Roy continued his terrific play in the faceoff circle (6-of-9), winning 56.5 percent of battles in the circle, but winning the possession battle can get you so far if nothing materializes offensively. Colorado outshot Vegas 32-17, including a 21-11 edge through two periods.

The rails came off in the second period. On top of Colorado scoring twice to extend the lead to 3-0 (Vladislav Kamanev at 1:37, Logan O’Connor at 10:52), the Golden Knights had five total shots on goal in the second frame.

The first two came within 45 seconds of each other, ending at 3:34 of the period.

The next three, at the time of the period: 8:29, 14:53, 19:30 — a clip of almost 5 minutes per shot.

“It wasn’t a total team effort,” Gallant said. “We’ve had a great preseason so far, so I’m not going to put too much into it. It happens. We just didn’t have any zip at all from the start of the game, right until the end. No big deal. It’s an exhibition game, we’ll get by it.”

The Golden Knights are now 4-1 with two games remaining.
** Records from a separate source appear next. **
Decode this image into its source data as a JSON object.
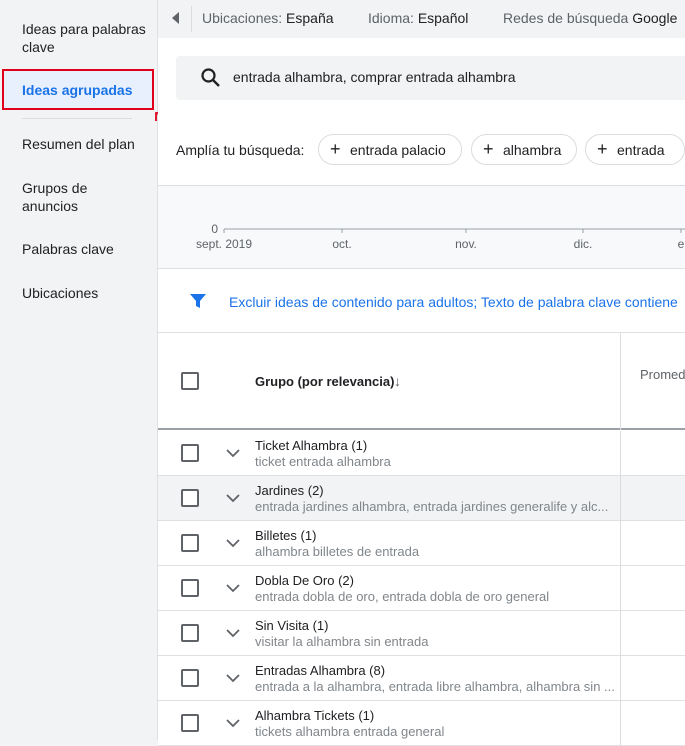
{
  "sidebar": {
    "items": [
      {
        "label": "Ideas para palabras clave"
      },
      {
        "label": "Ideas agrupadas"
      },
      {
        "label": "Resumen del plan"
      },
      {
        "label": "Grupos de anuncios"
      },
      {
        "label": "Palabras clave"
      },
      {
        "label": "Ubicaciones"
      }
    ]
  },
  "topbar": {
    "location_label": "Ubicaciones:",
    "location_value": "España",
    "language_label": "Idioma:",
    "language_value": "Español",
    "network_label": "Redes de búsqueda",
    "network_value": "Google"
  },
  "search": {
    "query": "entrada alhambra, comprar entrada alhambra",
    "expand_label": "Amplía tu búsqueda:",
    "chips": [
      "entrada palacio",
      "alhambra",
      "entrada"
    ]
  },
  "chart_data": {
    "type": "line",
    "x_ticks": [
      "sept. 2019",
      "oct.",
      "nov.",
      "dic.",
      "e"
    ],
    "y_ticks": [
      "0"
    ]
  },
  "filters": {
    "text": "Excluir ideas de contenido para adultos;  Texto de palabra clave contiene"
  },
  "table": {
    "header_group": "Grupo (por relevancia)",
    "header_avg": "Promed",
    "rows": [
      {
        "title": "Ticket Alhambra (1)",
        "subtitle": "ticket entrada alhambra"
      },
      {
        "title": "Jardines (2)",
        "subtitle": "entrada jardines alhambra, entrada jardines generalife y alc..."
      },
      {
        "title": "Billetes (1)",
        "subtitle": "alhambra billetes de entrada"
      },
      {
        "title": "Dobla De Oro (2)",
        "subtitle": "entrada dobla de oro, entrada dobla de oro general"
      },
      {
        "title": "Sin Visita (1)",
        "subtitle": "visitar la alhambra sin entrada"
      },
      {
        "title": "Entradas Alhambra (8)",
        "subtitle": "entrada a la alhambra, entrada libre alhambra, alhambra sin ..."
      },
      {
        "title": "Alhambra Tickets (1)",
        "subtitle": "tickets alhambra entrada general"
      }
    ]
  },
  "colors": {
    "accent": "#1a73e8",
    "highlight_border": "#e0001b"
  }
}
Gallant said he expects most of his regular players to see the ice Friday against the Los Angeles Kings and Sunday against the San Jose Sharks.

Translation: Wednesday might have been the final time any of these players had a chance at making the final roster. That includes Glass, who had one shot on goal in 14:04.
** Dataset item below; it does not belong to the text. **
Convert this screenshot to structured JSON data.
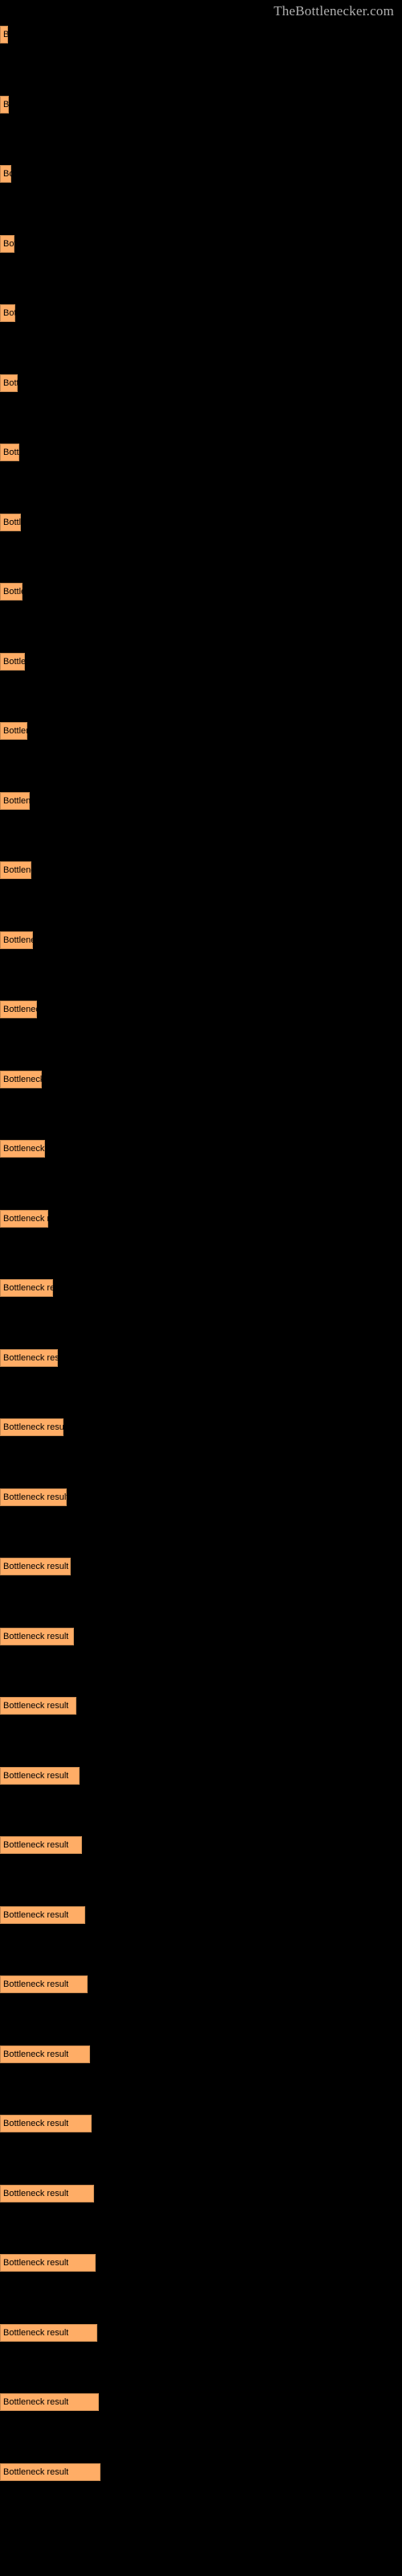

Glass has been very good this preseason. It’s also helped his cause playing with Max Pacioretty, Alex Tuch and Reilly Smith for most of it. When patrolling his own line, regardless of the talent around him, he’s struggled. Zykov and Pirri aren’t world-beaters, but they’re not terrible.

“I felt like it was just a sloppy game overall,” Glass said. “I think it was hard to create chances 5-on-5. I thought the young guys did a pretty good job at 5-on-4, showed they could be versatile. It was just a scrambly game overall.”

Glass has one advantage: He’s been very good on the power play. His vision is outstanding, a strength that could find him some second-unit time should he make the team. As far as 5-on-5, getting to the point where he adjusts to the speed of the game comes down to his ability to play on the wing, and there’s only two periods of proof so far.

The blue line battle has reached an impasse. Wednesday was not the best night for Nic Hague or Dylan Coghlan, the two top names fighting for a spot. Jake Bischoff led all Vegas defenseman in ice time at 23:46. The Golden Knights had to play four defensemen for the entire third period because of undisclosed injuries to Shea Theodore and Zach Whitecloud.

Gallant said they are day-to-day and will have more of an update Thursday.

It was a rough night for Hague on the power play. One moment particularly at 18:28 of the first period, with 30 seconds left on Vegas’ first power play; Vegas circled the puck around the zone after Hague’s shot attempt went wide. Marchessault passed to Hague near the right circle for a potential second shot. Instead, Hague gets moved toward the half boards and loses the puck to Matt Calvert.

Hague was a minus-2 in 21:14. He would like to forget one of those goals allowed, even though by the time he was put in the spin cycle by Jayson Megna, he was probably exhausted.

Jimmy Schuldt showed he still has some progress to make, and this moment might have solidified him starting the season in the AHL.

That led to Calvert’s goal. It’s the tiny mistakes that have hurt Schuldt in the past couple of weeks. This one might have been the worst.

One bad game won’t be a deterrent for Coghlan and Hague, though, especially given the circumstances. The good outweighs the bad. Coghlan didn’t have a strong game in 20:36, but his howler of a shot is still a strength the Golden Knights don’t have. Hague’s ability to score is an element needed in every pairing.

It’s hard to get excited when you’re playing a roster featuring all-time great Valeri Nichushkin and doesn’t have Nathan MacKinnon. But for those who played, this game might have been their last chance before they’re shipped to Chicago.

If Glass, Coghlan and/or Hague aren’t playing Friday, the world knows where they stand.

“Our guys didn’t really get up for the game, and it showed during the game,” Gallant said. “But it happens. you work hard, you get by it. It’s an exhibition game. It doesn’t matter if we win or lose in my opinion, but we just didn’t play well tonight.”